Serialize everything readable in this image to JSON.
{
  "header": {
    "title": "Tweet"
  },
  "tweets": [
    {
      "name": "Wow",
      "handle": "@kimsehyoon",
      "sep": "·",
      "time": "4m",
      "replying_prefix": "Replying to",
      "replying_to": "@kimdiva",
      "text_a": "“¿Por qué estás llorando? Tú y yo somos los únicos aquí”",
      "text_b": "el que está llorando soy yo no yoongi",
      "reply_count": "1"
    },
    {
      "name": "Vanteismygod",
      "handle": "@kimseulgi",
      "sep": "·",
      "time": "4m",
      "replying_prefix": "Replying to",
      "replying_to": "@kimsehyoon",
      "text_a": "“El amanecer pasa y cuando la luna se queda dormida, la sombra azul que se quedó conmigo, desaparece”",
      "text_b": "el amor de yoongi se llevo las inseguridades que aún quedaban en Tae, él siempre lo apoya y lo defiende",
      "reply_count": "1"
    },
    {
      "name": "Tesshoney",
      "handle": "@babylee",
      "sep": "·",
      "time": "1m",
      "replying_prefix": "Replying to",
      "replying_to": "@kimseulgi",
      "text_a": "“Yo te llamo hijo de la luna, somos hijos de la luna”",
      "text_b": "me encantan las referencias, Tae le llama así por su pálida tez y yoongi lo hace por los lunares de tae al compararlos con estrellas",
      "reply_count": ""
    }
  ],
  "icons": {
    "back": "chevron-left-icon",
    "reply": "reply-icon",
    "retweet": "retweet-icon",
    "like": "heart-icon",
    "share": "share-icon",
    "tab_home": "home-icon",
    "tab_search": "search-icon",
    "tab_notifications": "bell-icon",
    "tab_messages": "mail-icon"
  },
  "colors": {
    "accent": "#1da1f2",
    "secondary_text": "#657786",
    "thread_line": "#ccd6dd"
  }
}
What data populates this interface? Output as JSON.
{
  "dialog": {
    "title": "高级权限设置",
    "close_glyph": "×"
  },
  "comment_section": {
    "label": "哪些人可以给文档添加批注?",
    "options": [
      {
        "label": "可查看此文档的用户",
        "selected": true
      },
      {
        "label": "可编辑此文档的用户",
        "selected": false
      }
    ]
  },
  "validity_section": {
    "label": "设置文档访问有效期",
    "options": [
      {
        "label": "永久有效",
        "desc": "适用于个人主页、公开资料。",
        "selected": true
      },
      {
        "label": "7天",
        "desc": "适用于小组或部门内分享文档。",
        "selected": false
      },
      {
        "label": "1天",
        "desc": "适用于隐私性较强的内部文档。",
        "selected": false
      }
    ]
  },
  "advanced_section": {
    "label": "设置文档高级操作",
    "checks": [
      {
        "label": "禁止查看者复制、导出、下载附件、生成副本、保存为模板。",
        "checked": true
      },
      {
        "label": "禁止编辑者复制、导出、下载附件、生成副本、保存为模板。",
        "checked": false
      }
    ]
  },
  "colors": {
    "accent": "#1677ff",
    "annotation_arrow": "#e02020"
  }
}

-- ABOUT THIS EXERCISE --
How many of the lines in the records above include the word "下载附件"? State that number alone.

-- ANSWER TO THIS PROBLEM --
2